Italian researchers detail excavation work of Caligula's lavish home and garden
They've found marble interiors, animal bones of deer and imported plant seeds
Caligula (AD 12 to AD 41) is renowned for his extravagance and sexual perversion
Remains of a lavish home and garden occupied by the indulgent Emperor Caligula have been discovered under an office building in central Rome.
Italian researchers who excavated the site found a luxury palace with an ornate garden complete with water fountains and an exotic menagerie that housed ostriches, deer and even a bear.
Artefacts taken from the site, including jewels, coins, animal bones and a metal brooch belonging to an imperial guard, are set to go on public display.
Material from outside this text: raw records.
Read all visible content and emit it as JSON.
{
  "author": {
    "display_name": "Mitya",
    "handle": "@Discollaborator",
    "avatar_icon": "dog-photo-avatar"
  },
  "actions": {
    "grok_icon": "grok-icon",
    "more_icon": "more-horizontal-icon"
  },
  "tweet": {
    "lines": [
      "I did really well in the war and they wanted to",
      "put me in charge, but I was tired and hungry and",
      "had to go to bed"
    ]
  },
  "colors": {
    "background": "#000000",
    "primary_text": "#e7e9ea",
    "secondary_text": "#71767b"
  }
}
Caligula, the third leader of the Roman Empire, lived a depraved lifestyle, indulging in brazen affairs with wives of his allies and incestuous relationships with his sisters before his murder in AD 41.